The study suggests that engaging in cancel culture is tied to political identity and is more about in-group signaling than about genuine societal progress.

In the ever-evolving discourse surrounding cancel culture, a new study sheds light on the psychological underpinnings that drive people to publicly denounce others on platforms like Twitter and Facebook.

The paper, published on February 9 in the journal Acta Psychologica, suggests that engaging in cancel culture is less about making genuine societal progress and more about in-group signaling.

Self-perception deeply rooted in politics

Conducted by means of an online survey of 459 people, the study looked at the intricate relationship between political identity and the propensity to partake in cancel culture — the act of boycotting or publicly shaming individuals or organizations for perceived moral failings.

The demographic makeup of the respondents was diverse, with an average age of 38, a nearly equal distribution of genders, and a slight majority (51%) identifying as Democrats.

The researchers found a statistically significant connection between the degree to which one’s political beliefs are central to their identity and their likelihood to cancel others.

This correlation ranged from moderate (0.11) for a general tendency towards canceling, to more pronounced (0.21) for specific actions such as public admonishment and joining collective critique.

Social vigilantism and virtue signaling

The study identifies two critical mechanisms at play: social vigilantism and virtue signaling.

Social vigilantism, defined as the urge to enforce one’s moral viewpoints on others, and virtue signaling, or the act of broadcasting one’s moral righteousness, were both significantly linked to cancel culture behaviors.

Social vigilantism was particularly influential in direct actions like public calling out, while virtue signaling correlated more with reactive measures against perceived wrongs.

Stronger reactions to perceived wrongdoings

The research points out that when political identity is a core part of someone’s self-view, they tend to have stronger reactions to wrongdoings (like calling for more severe consequences or sharing critical posts on social media), mainly through virtue signaling.

In other words, reactions to wrongdoings are often more about boosting one’s image or showing off to those who share similar views, rather than actually trying to change the situation.

On the other hand, the act of publicly criticizing or joining others in criticism is driven by social vigilantism, where there’s a felt responsibility to correct what are seen as the incorrect beliefs and actions of others deemed less informed.

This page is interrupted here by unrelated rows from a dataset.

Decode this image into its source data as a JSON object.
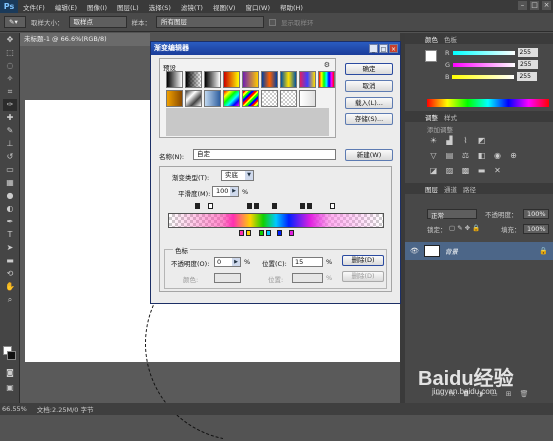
{
  "app": {
    "logo": "Ps"
  },
  "menubar": {
    "items": [
      "文件(F)",
      "编辑(E)",
      "图像(I)",
      "图层(L)",
      "选择(S)",
      "滤镜(T)",
      "视图(V)",
      "窗口(W)",
      "帮助(H)"
    ]
  },
  "options": {
    "sample_size_label": "取样大小：",
    "sample_size_value": "取样点",
    "sample_label": "样本：",
    "sample_value": "所有图层",
    "show_ring_label": "显示取样环"
  },
  "document": {
    "tab_title": "未标题-1 @ 66.6%(RGB/8)"
  },
  "status": {
    "zoom": "66.55%",
    "doc_info": "文档:2.25M/0 字节"
  },
  "panels": {
    "color_tabs": [
      "颜色",
      "色板"
    ],
    "color_sliders": [
      {
        "label": "R",
        "value": "255"
      },
      {
        "label": "G",
        "value": "255"
      },
      {
        "label": "B",
        "value": "255"
      }
    ],
    "adjust_tabs": [
      "调整",
      "样式"
    ],
    "adjust_title": "添加调整",
    "layers_tabs": [
      "图层",
      "通道",
      "路径"
    ],
    "blend_mode": "正常",
    "opacity_label": "不透明度：",
    "opacity_value": "100%",
    "lock_label": "锁定：",
    "fill_label": "填充：",
    "fill_value": "100%",
    "layer_name": "背景"
  },
  "dialog": {
    "title": "渐变编辑器",
    "presets_label": "预设",
    "ok": "确定",
    "cancel": "取消",
    "load": "载入(L)...",
    "save": "存储(S)...",
    "name_label": "名称(N):",
    "name_value": "自定",
    "new_button": "新建(W)",
    "gradient_type_label": "渐变类型(T):",
    "gradient_type_value": "实底",
    "smoothness_label": "平滑度(M):",
    "smoothness_value": "100",
    "smoothness_unit": "%",
    "stops_group_label": "色标",
    "opacity_label": "不透明度(O):",
    "opacity_value": "0",
    "opacity_unit": "%",
    "location_label": "位置(C):",
    "location_value": "15",
    "location_unit": "%",
    "delete_label": "删除(D)",
    "color_label": "颜色:",
    "color_location_label": "位置:",
    "color_unit": "%",
    "color_delete_label": "删除(D)"
  },
  "watermark": {
    "brand": "Baidu经验",
    "url": "jingyan.baidu.com"
  },
  "colors": {
    "accent_selected_layer": "#4c6688",
    "dialog_title": "#2a5cc0"
  }
}
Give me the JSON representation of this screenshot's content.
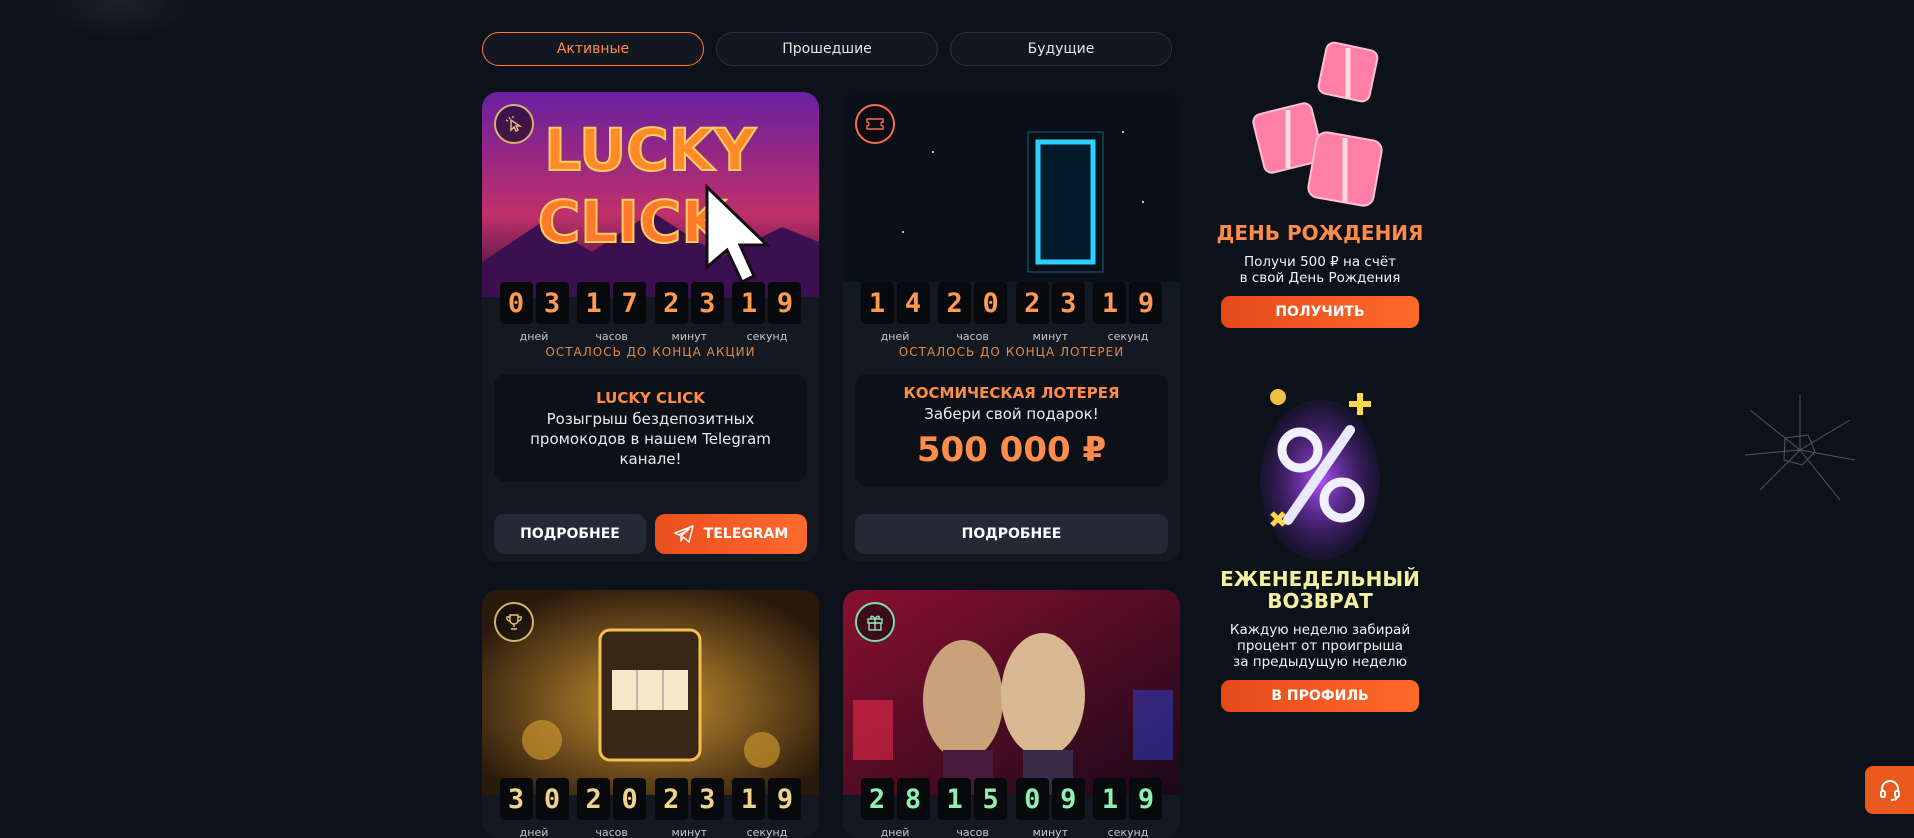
{
  "tabs": [
    {
      "label": "Активные",
      "active": true
    },
    {
      "label": "Прошедшие",
      "active": false
    },
    {
      "label": "Будущие",
      "active": false
    }
  ],
  "cards": [
    {
      "badge_icon": "pointer-click-icon",
      "timer": {
        "days": "03",
        "hours": "17",
        "minutes": "23",
        "seconds": "19"
      },
      "remain": "ОСТАЛОСЬ ДО КОНЦА АКЦИИ",
      "title": "LUCKY CLICK",
      "desc": "Розыгрыш бездепозитных промокодов в нашем Telegram канале!",
      "btn_more": "ПОДРОБНЕЕ",
      "btn_tg": "TELEGRAM",
      "image_text": [
        "LUCKY",
        "CLICK"
      ]
    },
    {
      "badge_icon": "ticket-icon",
      "timer": {
        "days": "14",
        "hours": "20",
        "minutes": "23",
        "seconds": "19"
      },
      "remain": "ОСТАЛОСЬ ДО КОНЦА ЛОТЕРЕИ",
      "title": "КОСМИЧЕСКАЯ ЛОТЕРЕЯ",
      "desc": "Забери свой подарок!",
      "prize": "500 000 ₽",
      "btn_more": "ПОДРОБНЕЕ"
    },
    {
      "badge_icon": "trophy-icon",
      "timer": {
        "days": "30",
        "hours": "20",
        "minutes": "23",
        "seconds": "19"
      }
    },
    {
      "badge_icon": "gift-icon",
      "timer": {
        "days": "28",
        "hours": "15",
        "minutes": "09",
        "seconds": "19"
      }
    }
  ],
  "timer_labels": {
    "days": "дней",
    "hours": "часов",
    "minutes": "минут",
    "seconds": "секунд"
  },
  "sidebar": {
    "birthday": {
      "title": "ДЕНЬ РОЖДЕНИЯ",
      "desc1": "Получи 500 ₽ на счёт",
      "desc2": "в свой День Рождения",
      "button": "ПОЛУЧИТЬ",
      "color": "#ff8a4a"
    },
    "weekly": {
      "title1": "ЕЖЕНЕДЕЛЬНЫЙ",
      "title2": "ВОЗВРАТ",
      "desc1": "Каждую неделю забирай",
      "desc2": "процент от проигрыша",
      "desc3": "за предыдущую неделю",
      "button": "В ПРОФИЛЬ",
      "color": "#f3f0a0"
    }
  },
  "support_icon": "headset-icon"
}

This means that when people join others in criticizing someone else, they often use it as a chance to promote their own moral beliefs.

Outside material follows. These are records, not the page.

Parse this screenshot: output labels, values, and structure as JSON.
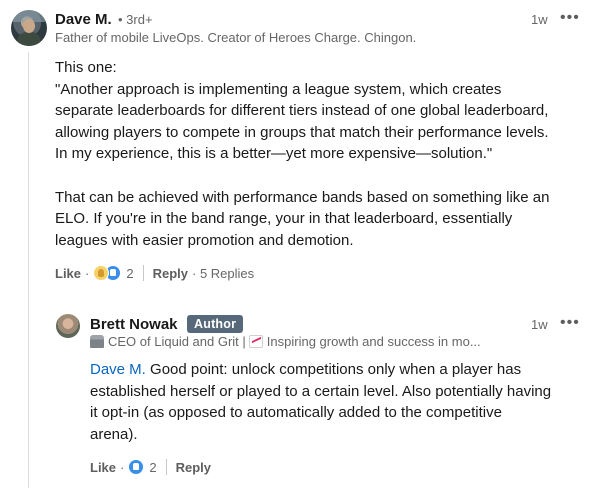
{
  "top_comment": {
    "author": "Dave M.",
    "degree": "• 3rd+",
    "headline": "Father of mobile LiveOps. Creator of Heroes Charge. Chingon.",
    "time": "1w",
    "more": "•••",
    "body": [
      "This one:",
      "\"Another approach is implementing a league system, which creates",
      "separate leaderboards for different tiers instead of one global leaderboard,",
      "allowing players to compete in groups that match their performance levels.",
      "In my experience, this is a better—yet more expensive—solution.\"",
      "",
      "That can be achieved with performance bands based on something like an",
      "ELO. If you're in the band range, your in that leaderboard, essentially",
      "leagues with easier promotion and demotion."
    ],
    "like_label": "Like",
    "dot": "·",
    "reaction_count": "2",
    "reactions": [
      "celebrate-icon",
      "like-icon"
    ],
    "reply_label": "Reply",
    "replies_text": "· 5 Replies"
  },
  "reply": {
    "author": "Brett Nowak",
    "badge": "Author",
    "headline_part1": "CEO of Liquid and Grit | ",
    "headline_part2": "Inspiring growth and success in mo...",
    "time": "1w",
    "more": "•••",
    "mention": "Dave M.",
    "body_first": " Good point: unlock competitions only when a player has",
    "body": [
      "established herself or played to a certain level. Also potentially having",
      "it opt-in (as opposed to automatically added to the competitive",
      "arena)."
    ],
    "like_label": "Like",
    "dot": "·",
    "reaction_count": "2",
    "reactions": [
      "like-icon"
    ],
    "reply_label": "Reply"
  },
  "colors": {
    "link": "#0a66c2",
    "badge_bg": "#56687a",
    "secondary_text": "#666666",
    "like_blue": "#378fe9",
    "celebrate_yellow": "#f6d36a"
  }
}
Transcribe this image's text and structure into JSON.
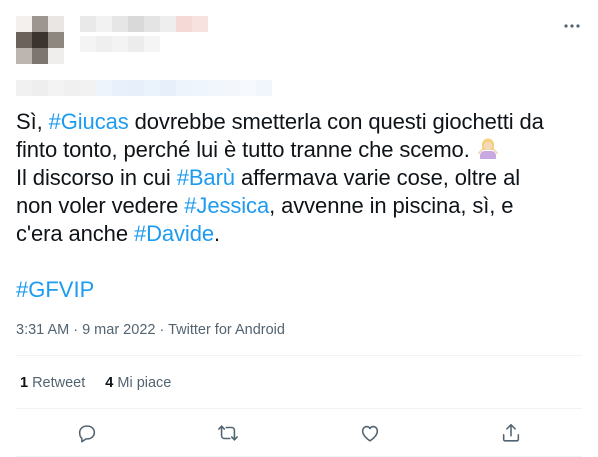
{
  "tweet": {
    "lines": [
      [
        {
          "t": "Sì, "
        },
        {
          "t": "#Giucas",
          "tag": true
        },
        {
          "t": " dovrebbe smetterla con questi giochetti da"
        }
      ],
      [
        {
          "t": "finto tonto, perché lui è tutto tranne che scemo."
        },
        {
          "emoji": "woman-shrugging-emoji"
        }
      ],
      [
        {
          "t": "Il discorso in cui "
        },
        {
          "t": "#Barù",
          "tag": true
        },
        {
          "t": " affermava varie cose, oltre al"
        }
      ],
      [
        {
          "t": "non voler vedere "
        },
        {
          "t": "#Jessica",
          "tag": true
        },
        {
          "t": ", avvenne in piscina, sì, e"
        }
      ],
      [
        {
          "t": "c'era anche "
        },
        {
          "t": "#Davide",
          "tag": true
        },
        {
          "t": "."
        }
      ]
    ],
    "hashtag_footer": "#GFVIP"
  },
  "meta": {
    "time": "3:31 AM",
    "sep1": " · ",
    "date": "9 mar 2022",
    "sep2": " · ",
    "source": "Twitter for Android"
  },
  "stats": {
    "retweets_count": "1",
    "retweets_label": "Retweet",
    "likes_count": "4",
    "likes_label": "Mi piace"
  },
  "actions": [
    {
      "name": "reply-icon"
    },
    {
      "name": "retweet-icon"
    },
    {
      "name": "like-icon"
    },
    {
      "name": "share-icon"
    }
  ],
  "colors": {
    "hashtag": "#1d9bf0",
    "secondary_text": "#536471",
    "divider": "#eff3f4"
  }
}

“Political identity centrality,” as the authors put it, “increases the likelihood that individuals will engage in cancelling behavior as they seek to signal their virtue or apply their values to ignorant others.”

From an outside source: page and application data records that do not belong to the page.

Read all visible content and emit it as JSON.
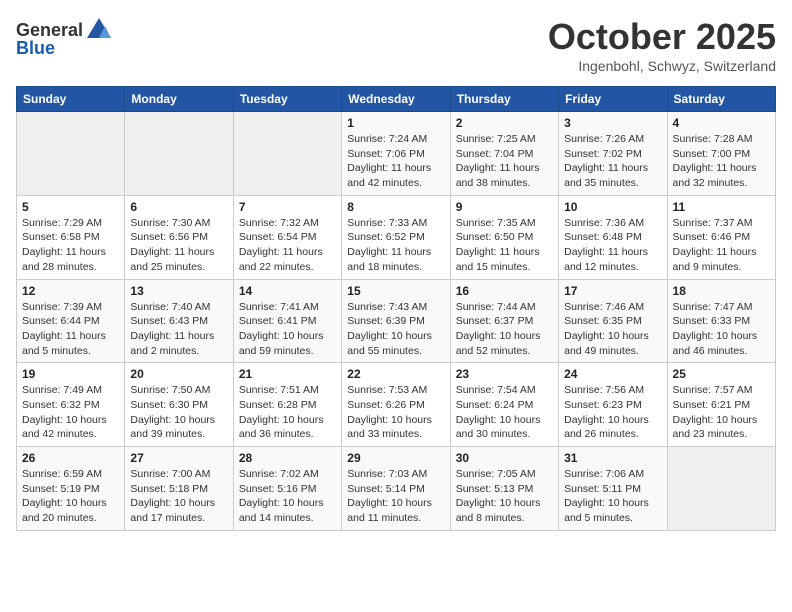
{
  "header": {
    "logo_general": "General",
    "logo_blue": "Blue",
    "title": "October 2025",
    "subtitle": "Ingenbohl, Schwyz, Switzerland"
  },
  "weekdays": [
    "Sunday",
    "Monday",
    "Tuesday",
    "Wednesday",
    "Thursday",
    "Friday",
    "Saturday"
  ],
  "weeks": [
    [
      {
        "day": "",
        "info": ""
      },
      {
        "day": "",
        "info": ""
      },
      {
        "day": "",
        "info": ""
      },
      {
        "day": "1",
        "info": "Sunrise: 7:24 AM\nSunset: 7:06 PM\nDaylight: 11 hours\nand 42 minutes."
      },
      {
        "day": "2",
        "info": "Sunrise: 7:25 AM\nSunset: 7:04 PM\nDaylight: 11 hours\nand 38 minutes."
      },
      {
        "day": "3",
        "info": "Sunrise: 7:26 AM\nSunset: 7:02 PM\nDaylight: 11 hours\nand 35 minutes."
      },
      {
        "day": "4",
        "info": "Sunrise: 7:28 AM\nSunset: 7:00 PM\nDaylight: 11 hours\nand 32 minutes."
      }
    ],
    [
      {
        "day": "5",
        "info": "Sunrise: 7:29 AM\nSunset: 6:58 PM\nDaylight: 11 hours\nand 28 minutes."
      },
      {
        "day": "6",
        "info": "Sunrise: 7:30 AM\nSunset: 6:56 PM\nDaylight: 11 hours\nand 25 minutes."
      },
      {
        "day": "7",
        "info": "Sunrise: 7:32 AM\nSunset: 6:54 PM\nDaylight: 11 hours\nand 22 minutes."
      },
      {
        "day": "8",
        "info": "Sunrise: 7:33 AM\nSunset: 6:52 PM\nDaylight: 11 hours\nand 18 minutes."
      },
      {
        "day": "9",
        "info": "Sunrise: 7:35 AM\nSunset: 6:50 PM\nDaylight: 11 hours\nand 15 minutes."
      },
      {
        "day": "10",
        "info": "Sunrise: 7:36 AM\nSunset: 6:48 PM\nDaylight: 11 hours\nand 12 minutes."
      },
      {
        "day": "11",
        "info": "Sunrise: 7:37 AM\nSunset: 6:46 PM\nDaylight: 11 hours\nand 9 minutes."
      }
    ],
    [
      {
        "day": "12",
        "info": "Sunrise: 7:39 AM\nSunset: 6:44 PM\nDaylight: 11 hours\nand 5 minutes."
      },
      {
        "day": "13",
        "info": "Sunrise: 7:40 AM\nSunset: 6:43 PM\nDaylight: 11 hours\nand 2 minutes."
      },
      {
        "day": "14",
        "info": "Sunrise: 7:41 AM\nSunset: 6:41 PM\nDaylight: 10 hours\nand 59 minutes."
      },
      {
        "day": "15",
        "info": "Sunrise: 7:43 AM\nSunset: 6:39 PM\nDaylight: 10 hours\nand 55 minutes."
      },
      {
        "day": "16",
        "info": "Sunrise: 7:44 AM\nSunset: 6:37 PM\nDaylight: 10 hours\nand 52 minutes."
      },
      {
        "day": "17",
        "info": "Sunrise: 7:46 AM\nSunset: 6:35 PM\nDaylight: 10 hours\nand 49 minutes."
      },
      {
        "day": "18",
        "info": "Sunrise: 7:47 AM\nSunset: 6:33 PM\nDaylight: 10 hours\nand 46 minutes."
      }
    ],
    [
      {
        "day": "19",
        "info": "Sunrise: 7:49 AM\nSunset: 6:32 PM\nDaylight: 10 hours\nand 42 minutes."
      },
      {
        "day": "20",
        "info": "Sunrise: 7:50 AM\nSunset: 6:30 PM\nDaylight: 10 hours\nand 39 minutes."
      },
      {
        "day": "21",
        "info": "Sunrise: 7:51 AM\nSunset: 6:28 PM\nDaylight: 10 hours\nand 36 minutes."
      },
      {
        "day": "22",
        "info": "Sunrise: 7:53 AM\nSunset: 6:26 PM\nDaylight: 10 hours\nand 33 minutes."
      },
      {
        "day": "23",
        "info": "Sunrise: 7:54 AM\nSunset: 6:24 PM\nDaylight: 10 hours\nand 30 minutes."
      },
      {
        "day": "24",
        "info": "Sunrise: 7:56 AM\nSunset: 6:23 PM\nDaylight: 10 hours\nand 26 minutes."
      },
      {
        "day": "25",
        "info": "Sunrise: 7:57 AM\nSunset: 6:21 PM\nDaylight: 10 hours\nand 23 minutes."
      }
    ],
    [
      {
        "day": "26",
        "info": "Sunrise: 6:59 AM\nSunset: 5:19 PM\nDaylight: 10 hours\nand 20 minutes."
      },
      {
        "day": "27",
        "info": "Sunrise: 7:00 AM\nSunset: 5:18 PM\nDaylight: 10 hours\nand 17 minutes."
      },
      {
        "day": "28",
        "info": "Sunrise: 7:02 AM\nSunset: 5:16 PM\nDaylight: 10 hours\nand 14 minutes."
      },
      {
        "day": "29",
        "info": "Sunrise: 7:03 AM\nSunset: 5:14 PM\nDaylight: 10 hours\nand 11 minutes."
      },
      {
        "day": "30",
        "info": "Sunrise: 7:05 AM\nSunset: 5:13 PM\nDaylight: 10 hours\nand 8 minutes."
      },
      {
        "day": "31",
        "info": "Sunrise: 7:06 AM\nSunset: 5:11 PM\nDaylight: 10 hours\nand 5 minutes."
      },
      {
        "day": "",
        "info": ""
      }
    ]
  ]
}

  • Title: The association between political identity centrality and cancelling proclivity
  • Authors: Rhiannon M. Mesler, Katharine Howie, Jennifer Chernishenko, Mingnan Nancy Shen, and Jessica Vredenburg
  • Published in: Acta Psychologica, Volume 244, April 2024
  • DOI: https://doi.org/10.1016/j.actpsy.2024.104140
  • Publication date:  9 February 2024